I was raised in a Christian Science family, and I learned that Christianity was practical and provable, as Christ Jesus taught and showed his followers. I felt as though I knew how to pray, but for a long time I believed the ability to heal was for better, more experienced Christian Scientists. I prayed every day and worked at being consistently grateful, obeying the Ten Commandments, and following Jesus’ example. I had healings when I called a Christian Science practitioner to pray for me, but I didn’t feel I had what it took to heal.
Then came a series of articles in the Christian Science Sentinel that woke me up to the need to think of myself as capable of healing. These articles focused on the theme “Anyone can be a healer.” The power of those words resounded in my thought. I began to think about what that meant to me. How could I be a healer? I didn’t think I had very many healings to recount.
It began to occur to me that this seeming lack of healings might be a proof itself that consistent prayer was resulting in consistent good in my life—and that was, in fact, a healing.
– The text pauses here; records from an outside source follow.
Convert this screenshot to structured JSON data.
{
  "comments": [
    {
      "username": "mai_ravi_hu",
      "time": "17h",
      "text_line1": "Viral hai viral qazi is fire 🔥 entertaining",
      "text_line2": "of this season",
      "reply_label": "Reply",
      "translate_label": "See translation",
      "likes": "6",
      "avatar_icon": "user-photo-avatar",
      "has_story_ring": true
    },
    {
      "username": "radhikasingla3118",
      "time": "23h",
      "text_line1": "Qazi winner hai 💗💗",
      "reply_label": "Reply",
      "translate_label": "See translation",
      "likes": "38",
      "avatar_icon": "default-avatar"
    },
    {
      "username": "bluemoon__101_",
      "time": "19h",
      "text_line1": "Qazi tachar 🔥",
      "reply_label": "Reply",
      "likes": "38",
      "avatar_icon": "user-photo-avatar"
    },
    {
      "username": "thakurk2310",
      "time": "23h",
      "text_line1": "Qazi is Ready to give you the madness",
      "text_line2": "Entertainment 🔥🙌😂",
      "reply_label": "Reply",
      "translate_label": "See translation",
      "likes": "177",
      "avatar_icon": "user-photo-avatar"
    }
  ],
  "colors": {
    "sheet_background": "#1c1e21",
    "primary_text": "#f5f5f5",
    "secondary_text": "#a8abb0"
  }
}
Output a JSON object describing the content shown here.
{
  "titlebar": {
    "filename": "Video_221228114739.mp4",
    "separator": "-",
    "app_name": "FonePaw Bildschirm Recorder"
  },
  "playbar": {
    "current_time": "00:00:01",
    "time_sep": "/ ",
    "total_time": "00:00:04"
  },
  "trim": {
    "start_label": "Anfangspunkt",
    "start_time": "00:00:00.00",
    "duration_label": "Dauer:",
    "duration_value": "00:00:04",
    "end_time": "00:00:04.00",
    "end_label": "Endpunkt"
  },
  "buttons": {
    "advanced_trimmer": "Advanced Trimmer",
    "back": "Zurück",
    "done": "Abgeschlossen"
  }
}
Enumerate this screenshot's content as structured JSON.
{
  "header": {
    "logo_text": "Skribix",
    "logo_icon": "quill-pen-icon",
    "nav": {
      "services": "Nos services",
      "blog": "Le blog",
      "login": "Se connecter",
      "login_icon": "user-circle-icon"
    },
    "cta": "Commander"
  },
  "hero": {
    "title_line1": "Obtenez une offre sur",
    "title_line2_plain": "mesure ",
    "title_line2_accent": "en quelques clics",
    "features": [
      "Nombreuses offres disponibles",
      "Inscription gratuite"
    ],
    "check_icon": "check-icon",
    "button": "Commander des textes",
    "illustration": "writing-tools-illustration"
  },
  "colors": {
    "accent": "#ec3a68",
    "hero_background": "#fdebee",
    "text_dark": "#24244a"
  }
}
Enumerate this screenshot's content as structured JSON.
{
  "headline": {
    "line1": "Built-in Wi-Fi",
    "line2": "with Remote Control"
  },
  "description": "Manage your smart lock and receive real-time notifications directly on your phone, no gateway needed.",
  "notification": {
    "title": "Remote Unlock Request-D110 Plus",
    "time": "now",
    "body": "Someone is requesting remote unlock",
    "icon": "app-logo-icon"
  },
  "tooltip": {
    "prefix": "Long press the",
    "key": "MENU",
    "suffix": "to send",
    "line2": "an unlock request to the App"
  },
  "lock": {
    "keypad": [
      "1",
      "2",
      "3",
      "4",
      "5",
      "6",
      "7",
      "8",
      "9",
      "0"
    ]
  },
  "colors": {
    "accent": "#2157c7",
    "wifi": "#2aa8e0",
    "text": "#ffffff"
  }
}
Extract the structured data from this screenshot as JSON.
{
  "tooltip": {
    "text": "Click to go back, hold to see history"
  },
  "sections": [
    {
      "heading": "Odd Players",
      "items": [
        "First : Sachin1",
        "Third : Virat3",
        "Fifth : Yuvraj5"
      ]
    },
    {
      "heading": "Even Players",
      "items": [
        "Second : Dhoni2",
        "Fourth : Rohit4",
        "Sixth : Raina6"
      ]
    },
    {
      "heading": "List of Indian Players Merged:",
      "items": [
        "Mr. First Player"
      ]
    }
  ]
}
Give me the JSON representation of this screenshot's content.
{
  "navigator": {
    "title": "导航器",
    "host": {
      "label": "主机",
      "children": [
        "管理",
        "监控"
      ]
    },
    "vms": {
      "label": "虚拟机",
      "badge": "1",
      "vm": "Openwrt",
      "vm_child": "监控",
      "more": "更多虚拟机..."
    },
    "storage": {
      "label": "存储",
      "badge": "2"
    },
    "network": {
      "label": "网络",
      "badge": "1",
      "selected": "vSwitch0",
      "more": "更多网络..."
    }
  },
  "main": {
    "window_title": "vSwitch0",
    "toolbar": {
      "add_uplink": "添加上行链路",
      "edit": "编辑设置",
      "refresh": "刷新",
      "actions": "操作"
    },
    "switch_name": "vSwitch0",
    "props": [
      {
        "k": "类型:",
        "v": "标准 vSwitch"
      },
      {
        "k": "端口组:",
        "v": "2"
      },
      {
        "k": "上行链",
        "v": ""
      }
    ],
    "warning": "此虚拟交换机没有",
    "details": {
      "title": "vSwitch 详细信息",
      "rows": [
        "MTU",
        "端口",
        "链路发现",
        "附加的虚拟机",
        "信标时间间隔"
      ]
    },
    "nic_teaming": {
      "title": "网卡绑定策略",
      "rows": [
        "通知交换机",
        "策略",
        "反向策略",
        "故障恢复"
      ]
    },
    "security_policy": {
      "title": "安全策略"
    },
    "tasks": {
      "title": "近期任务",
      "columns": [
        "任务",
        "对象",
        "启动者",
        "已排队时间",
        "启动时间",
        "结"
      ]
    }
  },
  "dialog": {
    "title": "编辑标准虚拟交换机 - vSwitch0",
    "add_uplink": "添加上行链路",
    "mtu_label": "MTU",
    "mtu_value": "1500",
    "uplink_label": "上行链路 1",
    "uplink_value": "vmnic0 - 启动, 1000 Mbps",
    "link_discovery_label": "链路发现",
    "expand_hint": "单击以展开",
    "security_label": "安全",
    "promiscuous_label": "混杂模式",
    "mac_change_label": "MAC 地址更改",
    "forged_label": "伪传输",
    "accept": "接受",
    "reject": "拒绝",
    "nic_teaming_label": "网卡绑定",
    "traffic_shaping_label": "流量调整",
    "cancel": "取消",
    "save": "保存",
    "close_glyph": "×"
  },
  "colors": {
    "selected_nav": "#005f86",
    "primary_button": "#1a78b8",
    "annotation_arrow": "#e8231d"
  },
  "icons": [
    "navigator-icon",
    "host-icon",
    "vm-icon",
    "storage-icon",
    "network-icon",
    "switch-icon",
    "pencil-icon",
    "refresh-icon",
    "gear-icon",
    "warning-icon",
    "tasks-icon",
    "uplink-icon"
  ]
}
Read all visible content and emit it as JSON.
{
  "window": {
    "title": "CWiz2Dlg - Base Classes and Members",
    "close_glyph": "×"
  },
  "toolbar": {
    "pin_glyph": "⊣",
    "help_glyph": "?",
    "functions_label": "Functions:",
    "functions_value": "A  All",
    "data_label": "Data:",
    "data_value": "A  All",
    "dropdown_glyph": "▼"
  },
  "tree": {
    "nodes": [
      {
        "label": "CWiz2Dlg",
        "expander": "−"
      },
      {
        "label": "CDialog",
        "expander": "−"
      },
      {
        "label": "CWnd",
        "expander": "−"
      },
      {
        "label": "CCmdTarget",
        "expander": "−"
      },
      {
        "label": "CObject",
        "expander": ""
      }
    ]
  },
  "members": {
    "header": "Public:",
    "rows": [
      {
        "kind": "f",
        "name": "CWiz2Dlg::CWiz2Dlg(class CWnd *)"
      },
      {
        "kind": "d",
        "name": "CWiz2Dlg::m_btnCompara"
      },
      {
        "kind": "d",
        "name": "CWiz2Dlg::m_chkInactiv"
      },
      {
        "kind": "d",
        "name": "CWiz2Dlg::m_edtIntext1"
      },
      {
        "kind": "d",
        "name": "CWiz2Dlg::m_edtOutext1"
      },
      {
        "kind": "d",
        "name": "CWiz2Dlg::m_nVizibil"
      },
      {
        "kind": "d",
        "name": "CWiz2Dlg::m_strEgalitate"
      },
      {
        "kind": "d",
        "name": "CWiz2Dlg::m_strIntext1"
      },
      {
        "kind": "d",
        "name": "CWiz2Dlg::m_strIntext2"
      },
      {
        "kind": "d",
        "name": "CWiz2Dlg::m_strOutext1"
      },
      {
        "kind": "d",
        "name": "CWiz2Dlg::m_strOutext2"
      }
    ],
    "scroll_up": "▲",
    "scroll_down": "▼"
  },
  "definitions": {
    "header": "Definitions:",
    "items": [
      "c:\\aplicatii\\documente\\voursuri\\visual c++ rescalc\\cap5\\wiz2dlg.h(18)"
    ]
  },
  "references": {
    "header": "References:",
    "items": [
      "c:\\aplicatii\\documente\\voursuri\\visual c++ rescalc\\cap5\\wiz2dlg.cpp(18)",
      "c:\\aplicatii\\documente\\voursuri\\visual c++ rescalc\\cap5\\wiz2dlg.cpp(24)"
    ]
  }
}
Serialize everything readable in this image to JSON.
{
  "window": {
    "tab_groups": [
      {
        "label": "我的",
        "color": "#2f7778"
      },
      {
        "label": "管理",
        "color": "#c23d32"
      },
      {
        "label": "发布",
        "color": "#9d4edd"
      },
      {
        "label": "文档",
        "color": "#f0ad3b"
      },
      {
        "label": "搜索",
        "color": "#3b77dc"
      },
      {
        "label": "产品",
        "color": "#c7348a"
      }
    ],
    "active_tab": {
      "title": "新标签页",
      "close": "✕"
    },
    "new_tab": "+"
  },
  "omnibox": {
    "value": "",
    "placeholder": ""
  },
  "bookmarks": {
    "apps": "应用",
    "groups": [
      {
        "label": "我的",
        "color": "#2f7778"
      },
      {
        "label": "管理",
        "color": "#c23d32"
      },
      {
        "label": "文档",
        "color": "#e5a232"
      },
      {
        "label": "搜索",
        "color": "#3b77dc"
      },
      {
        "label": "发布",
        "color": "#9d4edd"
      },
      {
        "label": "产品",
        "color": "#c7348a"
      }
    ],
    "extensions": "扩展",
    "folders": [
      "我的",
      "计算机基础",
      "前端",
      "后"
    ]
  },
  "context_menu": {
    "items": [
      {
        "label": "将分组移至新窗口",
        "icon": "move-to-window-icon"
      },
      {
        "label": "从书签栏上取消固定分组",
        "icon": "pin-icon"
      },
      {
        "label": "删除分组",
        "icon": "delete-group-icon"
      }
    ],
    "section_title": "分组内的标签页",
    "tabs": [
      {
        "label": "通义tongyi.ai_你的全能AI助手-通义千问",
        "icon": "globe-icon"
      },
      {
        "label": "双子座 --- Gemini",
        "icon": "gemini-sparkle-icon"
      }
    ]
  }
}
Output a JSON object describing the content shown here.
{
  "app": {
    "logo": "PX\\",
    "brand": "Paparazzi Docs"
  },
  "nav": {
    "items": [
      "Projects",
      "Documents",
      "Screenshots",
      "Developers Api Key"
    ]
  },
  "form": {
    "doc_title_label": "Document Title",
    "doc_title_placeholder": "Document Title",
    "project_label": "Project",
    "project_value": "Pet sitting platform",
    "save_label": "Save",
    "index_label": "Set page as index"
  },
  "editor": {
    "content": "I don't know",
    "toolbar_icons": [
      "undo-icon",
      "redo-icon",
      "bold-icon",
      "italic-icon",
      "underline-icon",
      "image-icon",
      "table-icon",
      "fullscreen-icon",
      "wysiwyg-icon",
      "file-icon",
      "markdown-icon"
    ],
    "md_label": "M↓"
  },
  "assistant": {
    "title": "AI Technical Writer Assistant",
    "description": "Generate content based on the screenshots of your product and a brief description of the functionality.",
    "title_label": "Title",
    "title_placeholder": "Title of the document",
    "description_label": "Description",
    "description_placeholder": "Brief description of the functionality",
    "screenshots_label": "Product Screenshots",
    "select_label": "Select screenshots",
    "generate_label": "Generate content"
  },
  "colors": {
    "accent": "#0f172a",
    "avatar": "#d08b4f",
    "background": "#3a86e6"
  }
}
I realized, too, that challenges that could have been difficult, like having enough money to pay bills, or selling a house and finding a new one, had gone smoothly—so smoothly at times that I barely thought about giving specific gratitude to God.